3. Find someone who is already involved.
When you scroll through your Instagram feed, is there someone in your area who posts about a retreat they went to, a women’s/men’s group they’re involved in, or a social they attended at their parish? Slide into their DMs or their email inbox — if they’re sharing their involvement publicly, they’ll be excited to help others plug into the community!
This can be an easy way to make a new friend over coffee or snag an invite to that next young adult social. My first new friend in Phoenix was a gal who was helping out at my job orientation and mentioned a parish she belonged to. She invited me to a young adult event called “Whiskey Wisdom Wednesday,” where she and her friends enjoyed a potluck meal and conversations around faith-in-action.
4. Look for groups that transcend parish boundaries.
The Catholic world is far-reaching, and there have been so many movements over the years to gather people together to form community. Some of these groups are purely social, like Catholic Beer Club (no agendas — just beer and new friends). Some are geared toward professional networking while deepening faith, like Young Catholic Professionals. Others are movements within the Church that have their own unique spirituality and might include faith sharing groups — some even have national and international networks.
If you find a spirituality that really jives with your own, these are groups you can plug into wherever you go in life. Established examples include Communion and Liberation and Focolare; groups that are innovating new ways to draw people together include Blessed is She and any of these local movements.
5. Volunteer, and meet people who share similar values.
Volunteering is not only a great way to serve those in need in your community, but also a great way to connect with people who value the same things you do. Look for charities supported by your local parish or volunteer programs run by the Church, then contact the volunteer coordinator and get involved!
6. Do your own thing!
Once you meet a few people who share a similar desire to have faith be a part of their life, start something new with them. It could be a women’s/men’s group, a “Lord’s Day” Sunday potluck dinner, a trivia night, or anything else that fosters community.
My best friend and her husband started a seasonal movie discussion group on a film that could be viewed through a lens of faith. We watched Les Mis, Free Solo, and A Hidden Life, to name a few. Recently, I asked three women around my age to start a women’s group with me. I cook a simple soup dinner and we get together every two weeks to discuss how we sense God in our lives. Organic events like these can be some of the best ways to foster community and are so easy, low-barrier events to invite in new people once you become a “regular.”

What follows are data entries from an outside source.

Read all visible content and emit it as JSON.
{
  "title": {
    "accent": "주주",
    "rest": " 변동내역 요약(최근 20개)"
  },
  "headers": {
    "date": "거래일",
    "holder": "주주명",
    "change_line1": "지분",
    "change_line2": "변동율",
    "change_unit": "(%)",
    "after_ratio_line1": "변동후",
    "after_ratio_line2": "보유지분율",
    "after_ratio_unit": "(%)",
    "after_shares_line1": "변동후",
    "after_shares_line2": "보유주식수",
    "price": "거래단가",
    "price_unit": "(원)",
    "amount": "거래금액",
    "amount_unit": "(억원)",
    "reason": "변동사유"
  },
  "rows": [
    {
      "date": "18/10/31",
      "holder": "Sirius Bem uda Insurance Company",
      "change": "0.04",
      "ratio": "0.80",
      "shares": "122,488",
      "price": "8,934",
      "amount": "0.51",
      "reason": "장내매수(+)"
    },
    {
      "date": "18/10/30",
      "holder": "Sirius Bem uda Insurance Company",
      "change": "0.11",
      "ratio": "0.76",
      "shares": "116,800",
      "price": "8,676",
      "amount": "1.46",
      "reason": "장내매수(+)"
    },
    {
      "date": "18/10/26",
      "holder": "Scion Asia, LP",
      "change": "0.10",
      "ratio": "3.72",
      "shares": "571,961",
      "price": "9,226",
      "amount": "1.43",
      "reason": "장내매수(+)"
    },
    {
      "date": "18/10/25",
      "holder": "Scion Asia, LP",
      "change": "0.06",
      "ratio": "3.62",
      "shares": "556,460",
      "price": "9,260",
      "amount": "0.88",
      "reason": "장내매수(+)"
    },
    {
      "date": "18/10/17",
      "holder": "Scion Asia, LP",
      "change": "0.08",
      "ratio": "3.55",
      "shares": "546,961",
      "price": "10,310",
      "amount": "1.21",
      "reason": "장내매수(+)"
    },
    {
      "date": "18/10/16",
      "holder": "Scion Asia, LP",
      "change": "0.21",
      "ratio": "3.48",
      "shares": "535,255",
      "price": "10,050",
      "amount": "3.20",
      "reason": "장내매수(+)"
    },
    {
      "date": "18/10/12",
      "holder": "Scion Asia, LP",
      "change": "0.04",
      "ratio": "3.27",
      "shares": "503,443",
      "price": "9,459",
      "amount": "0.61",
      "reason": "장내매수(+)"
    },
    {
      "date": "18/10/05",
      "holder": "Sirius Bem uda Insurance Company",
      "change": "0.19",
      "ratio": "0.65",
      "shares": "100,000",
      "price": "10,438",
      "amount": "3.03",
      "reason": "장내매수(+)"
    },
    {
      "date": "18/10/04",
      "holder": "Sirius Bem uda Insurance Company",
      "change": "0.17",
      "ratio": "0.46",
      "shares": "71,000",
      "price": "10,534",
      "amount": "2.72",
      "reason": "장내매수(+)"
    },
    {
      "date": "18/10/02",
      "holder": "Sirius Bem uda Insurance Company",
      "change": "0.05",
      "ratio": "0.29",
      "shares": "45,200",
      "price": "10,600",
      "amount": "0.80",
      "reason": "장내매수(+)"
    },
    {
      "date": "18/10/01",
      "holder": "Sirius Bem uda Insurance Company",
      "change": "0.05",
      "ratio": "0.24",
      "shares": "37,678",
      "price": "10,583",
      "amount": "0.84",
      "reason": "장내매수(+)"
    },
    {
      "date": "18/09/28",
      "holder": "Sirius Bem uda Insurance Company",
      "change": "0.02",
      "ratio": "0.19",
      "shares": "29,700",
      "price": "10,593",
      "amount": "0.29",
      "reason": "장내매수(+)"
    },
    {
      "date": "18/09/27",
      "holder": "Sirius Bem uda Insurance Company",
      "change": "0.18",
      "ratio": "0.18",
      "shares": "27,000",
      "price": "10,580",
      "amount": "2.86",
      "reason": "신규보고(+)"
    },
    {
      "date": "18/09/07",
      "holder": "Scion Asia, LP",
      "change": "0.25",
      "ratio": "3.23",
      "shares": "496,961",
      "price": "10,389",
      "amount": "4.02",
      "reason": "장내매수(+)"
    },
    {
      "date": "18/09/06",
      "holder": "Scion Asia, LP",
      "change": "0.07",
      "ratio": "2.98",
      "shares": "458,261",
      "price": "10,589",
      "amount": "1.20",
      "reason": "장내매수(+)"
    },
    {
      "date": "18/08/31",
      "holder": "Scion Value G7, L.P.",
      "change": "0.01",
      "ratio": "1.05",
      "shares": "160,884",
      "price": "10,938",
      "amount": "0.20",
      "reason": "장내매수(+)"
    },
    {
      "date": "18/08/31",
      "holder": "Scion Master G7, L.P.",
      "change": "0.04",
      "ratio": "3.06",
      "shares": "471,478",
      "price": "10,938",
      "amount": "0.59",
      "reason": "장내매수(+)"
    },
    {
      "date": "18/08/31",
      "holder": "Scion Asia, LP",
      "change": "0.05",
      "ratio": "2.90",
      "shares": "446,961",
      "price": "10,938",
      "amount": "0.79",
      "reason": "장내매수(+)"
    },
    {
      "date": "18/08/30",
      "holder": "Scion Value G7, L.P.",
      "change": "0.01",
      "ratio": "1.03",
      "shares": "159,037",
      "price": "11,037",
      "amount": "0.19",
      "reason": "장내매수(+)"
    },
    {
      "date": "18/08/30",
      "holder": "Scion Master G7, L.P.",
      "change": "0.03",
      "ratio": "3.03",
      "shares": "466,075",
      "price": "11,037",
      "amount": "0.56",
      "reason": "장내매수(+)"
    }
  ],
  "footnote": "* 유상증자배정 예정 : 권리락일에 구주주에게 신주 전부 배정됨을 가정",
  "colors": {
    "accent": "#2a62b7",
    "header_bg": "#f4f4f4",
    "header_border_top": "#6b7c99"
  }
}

7. Be patient.
These things take time. I thought of myself as the kind of person who could work any room, but even I had some awkward moments trying to meet people at Church events. Eventually, I met a few people who shared a similar intentionality around faith, and those were the relationships that made my time in Phoenix worthwhile.
Even though the journey had its challenges, seeking a faith-based community reinforced my desire to find people who also want faith to play an important role in their adult lives. I have become more grounded in my desire to find a Church and a group of people to go to church with. I have become more hopeful that I can find Christian community or even create it if it’s something I really want. Now, I can confidently say that the journey — even with its struggles — is worth it for the friendships and community life we forge on the way.